[9] R. Acerbis, A. Bongio, M. Brambilla, S. Butti, Model-Driven Development Based on OMG’s IFML with WebRatio Web and Mobile Platform, in: P. Cimiano, F. Frasincar, G. Houben, D. Schwabe (Eds.), Engineering the Web in the Big Data Era – 15th International Conference, ICWE 2015, Rotterdam, The Netherlands, June 23-26, 2015, Proceedings, Vol. 9114 of Lecture Notes in Computer Science, Springer, 2015, pp. 605–608. doi:10.1007/978-3-319-19890-3\_39. URL https://doi.org/10.1007/978-3-319-19890-3_39

[10] R. Acerbis, A. Bongio, M. Brambilla, S. Butti, Model-Driven Development of Cross-Platform Mobile Applications with Web Ratio and IFML, in: 2015 2nd ACM International Conference on Mobile Software Engineering and Systems, 2015, pp. 170–171. doi:10.1109/MobileSoft.2015.49.
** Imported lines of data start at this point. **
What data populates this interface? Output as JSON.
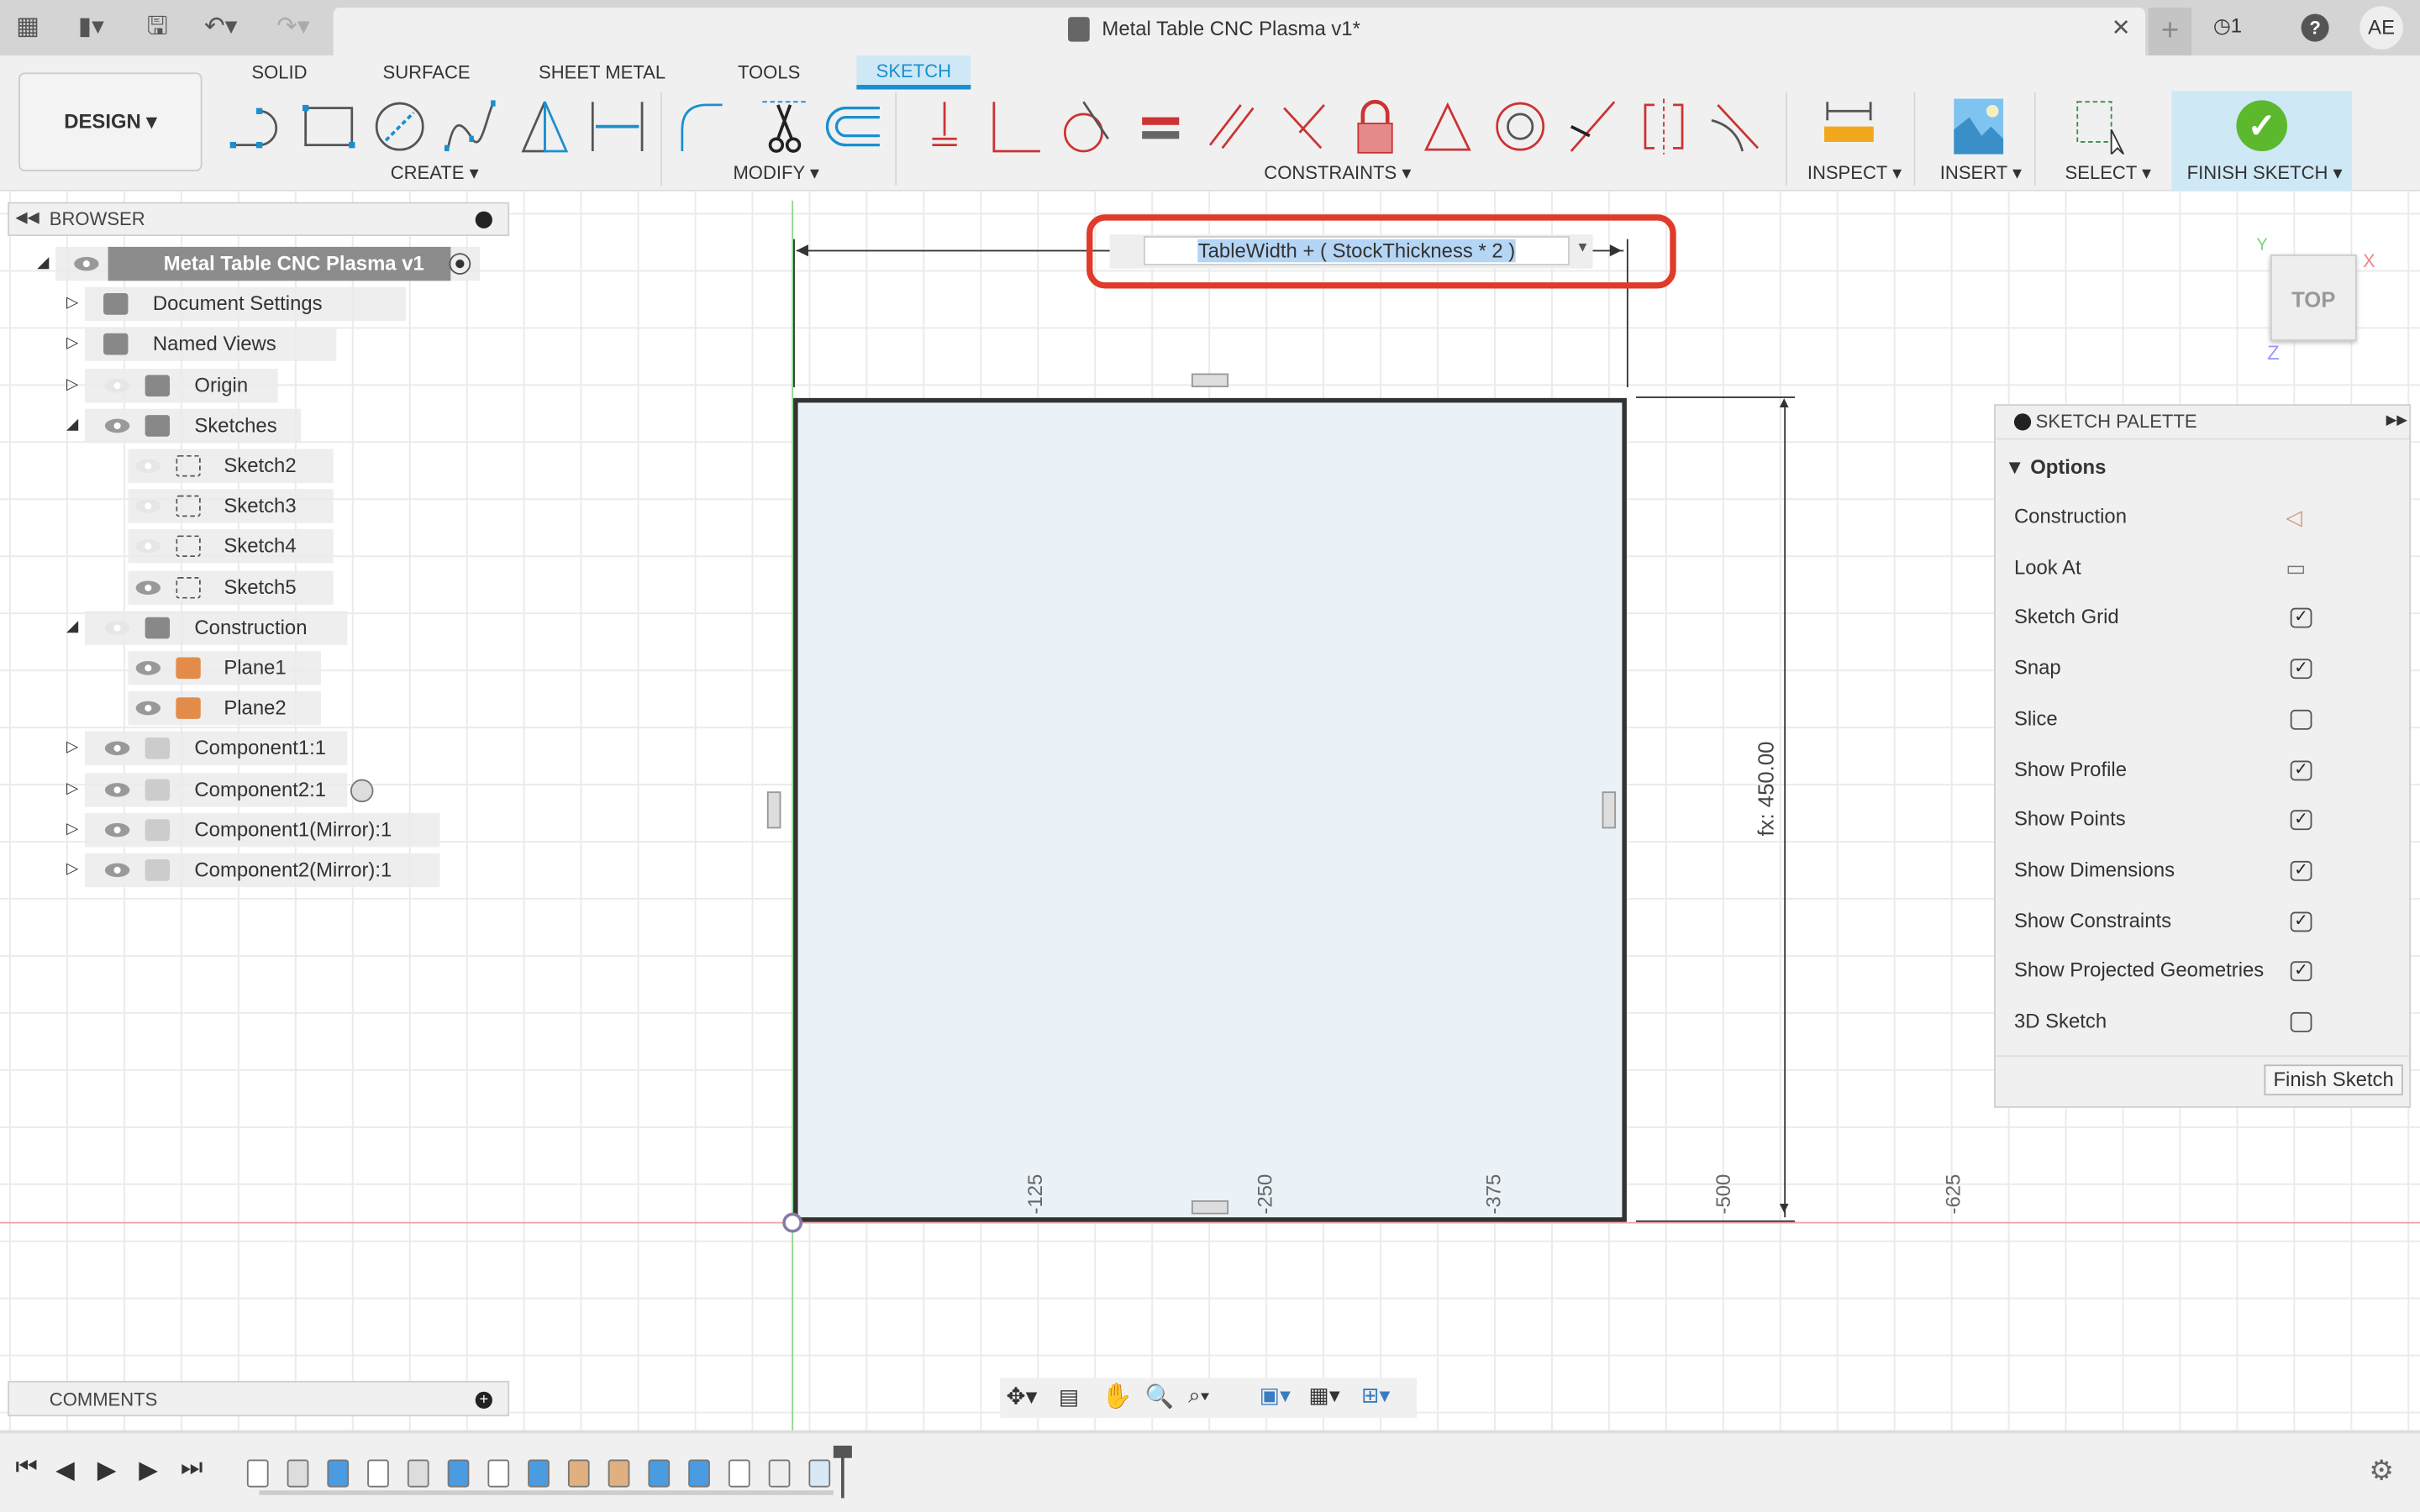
{
  "window": {
    "title": "Metal Table CNC Plasma v1*",
    "job_count": "1",
    "user_initials": "AE"
  },
  "workspace": {
    "label": "DESIGN"
  },
  "tabs": [
    {
      "label": "SOLID"
    },
    {
      "label": "SURFACE"
    },
    {
      "label": "SHEET METAL"
    },
    {
      "label": "TOOLS"
    },
    {
      "label": "SKETCH",
      "active": true
    }
  ],
  "groups": {
    "create": "CREATE",
    "modify": "MODIFY",
    "constraints": "CONSTRAINTS",
    "inspect": "INSPECT",
    "insert": "INSERT",
    "select": "SELECT",
    "finish": "FINISH SKETCH"
  },
  "browser": {
    "title": "BROWSER",
    "items": [
      {
        "label": "Metal Table CNC Plasma v1",
        "icon": "component-icon",
        "expanded": true
      },
      {
        "label": "Document Settings",
        "icon": "gear-icon"
      },
      {
        "label": "Named Views",
        "icon": "folder-icon"
      },
      {
        "label": "Origin",
        "icon": "folder-icon",
        "hidden": true
      },
      {
        "label": "Sketches",
        "icon": "folder-icon",
        "expanded": true
      },
      {
        "label": "Sketch2",
        "icon": "sketch-locked-icon",
        "hidden": true
      },
      {
        "label": "Sketch3",
        "icon": "sketch-edit-icon",
        "hidden": true
      },
      {
        "label": "Sketch4",
        "icon": "sketch-locked-icon",
        "hidden": true
      },
      {
        "label": "Sketch5",
        "icon": "sketch-locked-icon"
      },
      {
        "label": "Construction",
        "icon": "folder-icon",
        "hidden": true,
        "expanded": true
      },
      {
        "label": "Plane1",
        "icon": "plane-icon"
      },
      {
        "label": "Plane2",
        "icon": "plane-icon"
      },
      {
        "label": "Component1:1",
        "icon": "body-icon"
      },
      {
        "label": "Component2:1",
        "icon": "body-icon"
      },
      {
        "label": "Component1(Mirror):1",
        "icon": "body-icon"
      },
      {
        "label": "Component2(Mirror):1",
        "icon": "body-icon"
      }
    ]
  },
  "dimension": {
    "expression": "TableWidth + ( StockThickness * 2 )",
    "vertical": "fx: 450.00"
  },
  "axis_labels": [
    "-125",
    "-250",
    "-375",
    "-500",
    "-625"
  ],
  "viewcube": {
    "face": "TOP",
    "x": "X",
    "y": "Y",
    "z": "Z"
  },
  "palette": {
    "title": "SKETCH PALETTE",
    "section": "Options",
    "options": [
      {
        "label": "Construction",
        "type": "icon"
      },
      {
        "label": "Look At",
        "type": "icon"
      },
      {
        "label": "Sketch Grid",
        "checked": true
      },
      {
        "label": "Snap",
        "checked": true
      },
      {
        "label": "Slice",
        "checked": false
      },
      {
        "label": "Show Profile",
        "checked": true
      },
      {
        "label": "Show Points",
        "checked": true
      },
      {
        "label": "Show Dimensions",
        "checked": true
      },
      {
        "label": "Show Constraints",
        "checked": true
      },
      {
        "label": "Show Projected Geometries",
        "checked": true
      },
      {
        "label": "3D Sketch",
        "checked": false
      }
    ],
    "finish_label": "Finish Sketch"
  },
  "comments": {
    "title": "COMMENTS"
  },
  "colors": {
    "accent": "#1a8fd0",
    "highlight": "#e03a2a",
    "finish": "#5cb82c",
    "profile": "#eaf2f8"
  }
}
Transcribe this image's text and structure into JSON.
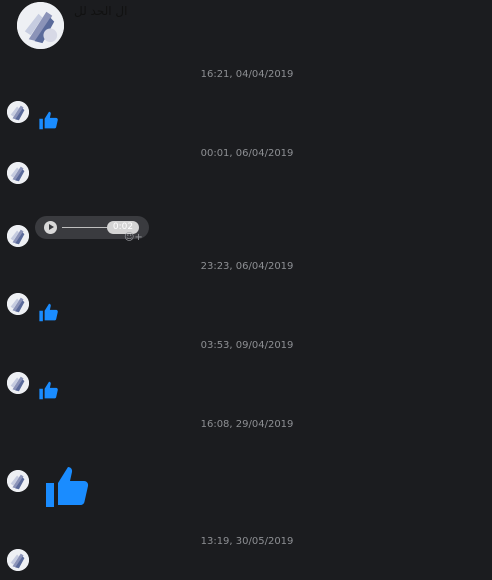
{
  "header": {
    "contact_name": "ال الحد لل"
  },
  "conversation": {
    "timestamps": [
      "16:21, 04/04/2019",
      "00:01, 06/04/2019",
      "23:23, 06/04/2019",
      "03:53, 09/04/2019",
      "16:08, 29/04/2019",
      "13:19, 30/05/2019"
    ],
    "audio_message": {
      "duration": "0:02",
      "react_glyph": "☺+"
    }
  },
  "colors": {
    "background": "#1b1c1f",
    "like_blue": "#1a8cff",
    "timestamp_text": "#8d8f93",
    "audio_bubble": "#3a3b3f"
  },
  "icons": {
    "like": "thumbs-up-icon",
    "play": "play-icon",
    "react": "add-reaction-icon"
  }
}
[11] S. Evers, J. Ernsting, T. A. Majchrzak, Towards a Reference Architecture for Model-Driven Business Apps, in: T. X. Bui, R. H. S. Jr. (Eds.), 49th Hawaii International Conference on System Sciences, HICSS 2016, Koloa, HI, USA, January 5-8, 2016, IEEE Computer Society, 2016, pp. 5731–5740.  doi:10.1109/HICSS.2016.708. URL https://doi.org/10.1109/HICSS.2016.708

[12] T. A. Majchrzak, J. Ernsting, H. Kuchen, Achieving Business Practicability of Model-Driven Cross-Platform Apps, Open Journal of Information Systems (OJIS) 2 (2) (2015) 4–15. URL http://nbn-resolving.de/urn:nbn:de:101:1-201705194768

[13] C. Wohlin, P. Runeson, M. Höst, M. C. Ohlsson, B. Regnell, Experimentation in Software Engineering, Springer,  2012.doi:10.1007/978-3-642-29044-2. URLhttps://doi.org/10.1007/978-3-642-29044-2

[14] V. R. Basili, G. Caldiera, and D. H. Rombach.The Goal Question Metric Approach, volume I. John Wiley & Sons, 1994

Want to build better software faster?

Want to build better software faster?

Read about the latest trends on software modeling, design and low-code development

You have Successfully Subscribed!

Pin It on Pinterest

Share This